A lot of people love to play the lottery. The odds are slim, but winning can be a life-changer. Unfortunately, it is also possible to lose a lot of money. It is important to understand the risks and be smart about how you manage your lottery winnings. If you win the lottery, consider taking a lump sum instead of an annuity payment. This will allow you to invest your winnings in higher-return assets and reduce taxes. You should also consult with a financial planner who can help you make wise investments with your lottery winnings.
Lottery is a form of gambling in which participants choose numbers and hope to win a prize based on the random drawing of numbers. The prize money is usually paid out in cash, but some lotteries award merchandise or services. The idea behind lotteries is to raise funds for public or private purposes by offering a chance to win a large amount of money. Some governments prohibit lotteries, while others endorse and regulate them. The history of lotteries is complex and dates back centuries. During colonial America, lotteries played a role in financing roads, canals, churches, schools and even militias.
There are many different types of lotteries, but the most common are scratch-off games and lottery tickets. The most popular of these is Powerball, which has a jackpot that can reach up to $1 billion. The second most common is Mega Millions, which has a jackpot that can reach upward of $500 million.
Most of these lotteries are regressive, meaning that they disproportionately benefit upper-middle-class people and the poorest players are excluded. Scratch-off games, which account for 60 to 65 percent of total lottery sales, are the most regressive.
These games are a form of gambling, but the government endorses them because they provide significant revenue for states. They often promote the message that buying a ticket is a civic duty and helps the state. However, these campaigns don’t tell the whole story. They gloss over the fact that lottery proceeds are a large part of most state budgets and have little impact on overall state revenue.
People also like to play the lottery because of the allure of instant wealth. They see billboards touting big lottery prizes, and they feel the urge to try their luck. They may not realize that the money they spend on tickets is much more than the average person makes in a year. They also may not realize that the chances of winning are far more slim than they think.
In the end, winning the lottery is not as easy as it seems on television. It’s hard to turn a large sum of money into a long-term nest egg, and plenty of lottery winners wind up blowing their windfall.
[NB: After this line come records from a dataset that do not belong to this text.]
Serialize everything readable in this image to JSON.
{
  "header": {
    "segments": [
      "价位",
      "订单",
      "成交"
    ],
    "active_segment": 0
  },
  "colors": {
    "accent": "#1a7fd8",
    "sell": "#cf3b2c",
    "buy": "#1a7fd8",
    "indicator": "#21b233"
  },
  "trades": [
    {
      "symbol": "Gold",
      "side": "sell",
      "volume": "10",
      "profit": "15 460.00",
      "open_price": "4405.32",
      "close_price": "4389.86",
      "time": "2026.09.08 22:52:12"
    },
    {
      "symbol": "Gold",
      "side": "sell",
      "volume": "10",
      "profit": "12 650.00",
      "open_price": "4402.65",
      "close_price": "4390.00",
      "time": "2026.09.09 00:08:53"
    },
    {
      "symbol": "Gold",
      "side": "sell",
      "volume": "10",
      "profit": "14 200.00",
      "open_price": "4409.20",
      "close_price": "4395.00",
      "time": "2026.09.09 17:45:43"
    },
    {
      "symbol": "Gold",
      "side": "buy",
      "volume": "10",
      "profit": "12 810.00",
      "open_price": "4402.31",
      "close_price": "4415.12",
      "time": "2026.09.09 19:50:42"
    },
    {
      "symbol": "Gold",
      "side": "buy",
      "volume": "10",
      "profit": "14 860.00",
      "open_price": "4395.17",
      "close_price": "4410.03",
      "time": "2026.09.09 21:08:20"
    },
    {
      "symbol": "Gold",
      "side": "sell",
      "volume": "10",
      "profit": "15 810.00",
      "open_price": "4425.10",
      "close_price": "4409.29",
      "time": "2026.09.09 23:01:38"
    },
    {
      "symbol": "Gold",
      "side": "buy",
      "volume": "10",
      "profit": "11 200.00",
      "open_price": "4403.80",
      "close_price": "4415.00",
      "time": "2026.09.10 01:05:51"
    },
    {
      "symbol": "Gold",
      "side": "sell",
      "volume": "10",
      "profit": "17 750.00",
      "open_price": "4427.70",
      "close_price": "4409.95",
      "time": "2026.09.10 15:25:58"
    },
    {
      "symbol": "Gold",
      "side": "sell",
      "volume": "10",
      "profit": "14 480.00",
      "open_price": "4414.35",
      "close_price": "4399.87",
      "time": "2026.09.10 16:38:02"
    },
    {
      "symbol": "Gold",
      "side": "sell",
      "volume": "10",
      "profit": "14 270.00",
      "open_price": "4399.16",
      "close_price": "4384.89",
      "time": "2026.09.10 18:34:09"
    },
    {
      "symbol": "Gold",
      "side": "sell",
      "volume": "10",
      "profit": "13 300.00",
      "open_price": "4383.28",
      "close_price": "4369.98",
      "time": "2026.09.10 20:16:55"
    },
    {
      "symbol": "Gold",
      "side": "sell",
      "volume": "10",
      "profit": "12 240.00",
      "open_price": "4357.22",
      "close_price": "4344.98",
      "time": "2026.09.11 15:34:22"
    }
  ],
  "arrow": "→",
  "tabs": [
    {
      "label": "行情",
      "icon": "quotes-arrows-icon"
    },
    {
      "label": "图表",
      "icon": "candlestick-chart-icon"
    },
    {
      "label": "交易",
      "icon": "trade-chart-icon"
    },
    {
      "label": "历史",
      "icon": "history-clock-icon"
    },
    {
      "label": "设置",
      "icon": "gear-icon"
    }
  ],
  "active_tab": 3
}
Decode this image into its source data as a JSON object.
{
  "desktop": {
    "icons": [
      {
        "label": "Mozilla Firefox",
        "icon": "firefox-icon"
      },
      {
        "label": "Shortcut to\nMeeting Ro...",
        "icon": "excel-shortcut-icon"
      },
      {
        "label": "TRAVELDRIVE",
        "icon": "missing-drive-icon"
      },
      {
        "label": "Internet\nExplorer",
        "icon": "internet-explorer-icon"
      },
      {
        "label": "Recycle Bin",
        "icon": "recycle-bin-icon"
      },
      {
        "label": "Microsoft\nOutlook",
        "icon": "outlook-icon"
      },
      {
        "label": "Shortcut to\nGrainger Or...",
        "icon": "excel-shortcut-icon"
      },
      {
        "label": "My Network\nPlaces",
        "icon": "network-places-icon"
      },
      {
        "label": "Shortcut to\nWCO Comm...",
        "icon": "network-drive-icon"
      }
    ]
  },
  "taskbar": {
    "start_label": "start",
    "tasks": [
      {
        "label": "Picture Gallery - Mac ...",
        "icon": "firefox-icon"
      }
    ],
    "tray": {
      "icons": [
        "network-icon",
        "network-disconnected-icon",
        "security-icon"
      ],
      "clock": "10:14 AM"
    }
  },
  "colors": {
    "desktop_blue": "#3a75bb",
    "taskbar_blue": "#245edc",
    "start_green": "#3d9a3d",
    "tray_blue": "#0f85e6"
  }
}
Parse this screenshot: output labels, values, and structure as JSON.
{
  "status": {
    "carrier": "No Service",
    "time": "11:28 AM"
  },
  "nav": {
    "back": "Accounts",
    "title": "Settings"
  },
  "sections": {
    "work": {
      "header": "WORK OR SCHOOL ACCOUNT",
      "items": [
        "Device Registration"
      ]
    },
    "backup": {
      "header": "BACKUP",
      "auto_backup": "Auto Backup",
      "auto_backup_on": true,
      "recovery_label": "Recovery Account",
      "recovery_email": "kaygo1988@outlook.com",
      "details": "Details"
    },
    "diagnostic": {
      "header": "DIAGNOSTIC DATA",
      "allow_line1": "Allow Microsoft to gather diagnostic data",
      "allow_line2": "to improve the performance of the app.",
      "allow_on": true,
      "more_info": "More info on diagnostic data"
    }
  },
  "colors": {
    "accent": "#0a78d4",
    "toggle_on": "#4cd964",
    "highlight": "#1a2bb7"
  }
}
Some blow it on expensive cars and houses, while others get slapped with lawsuits. One way to avoid this is to assemble a financial triad and follow sound financial advice.